  12. Goodrich GL, Flyg H, Kirby J, Martinsen G. Vision loss and dysfunction following brain injury: Blast vs other trauma mechanisms. Poster session presented at: Traumatic Brain Injury Annual Conference; 2012 Jan 1; Alexandria, VA.
  13. Goodrich GL, Arditi A, Rubin G, Keeffe J, Legge G. The low vision timeline: An interactive history. Poster session presented at: New York State Association for the Education and Rehabilitation of the Blind and Visually Impaired Fall Conference; 2011 Nov 5; Rochester, NY.
  14. Goodrich GL, Flyg H, Kirby J, Martinsen G. Vision loss and dysfunction following brain injury: Blast vs other trauma mechanisms. Poster session presented at: American Academy of Optometry Annual Meeting; 2011 Oct 12; Boston, MA.
  15. Tyler C, Likova L, Goodrich GL. Oculomotor dysfunction in mild traumatic brain injury. Poster session presented at: Federal Interagency Conference on Traumatic Brain Injury; 2011 Jun 12; Washington, DC.
  16. Tyler C, Likova L, Goodrich GL. Brainstem/midbrain imaging for oculomotor dysfunction in mild traumatic brain injury. Presented at: Society for Brain Mapping and Therapeutics Brain, Spinal Cord Mapping & Image Guided Therapy Annual World Congress; 2011 Jun 8; San Francisco, CA.
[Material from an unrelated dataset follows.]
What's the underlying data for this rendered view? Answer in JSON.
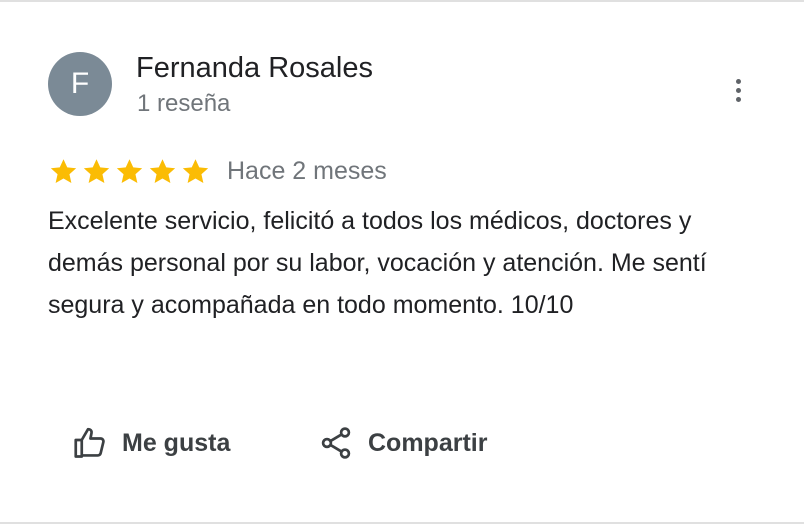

DRA: Brain and Spinal Cord Injuries and Disorders
DRE: none
Keywords: QUERI Implementation
MeSH Terms: none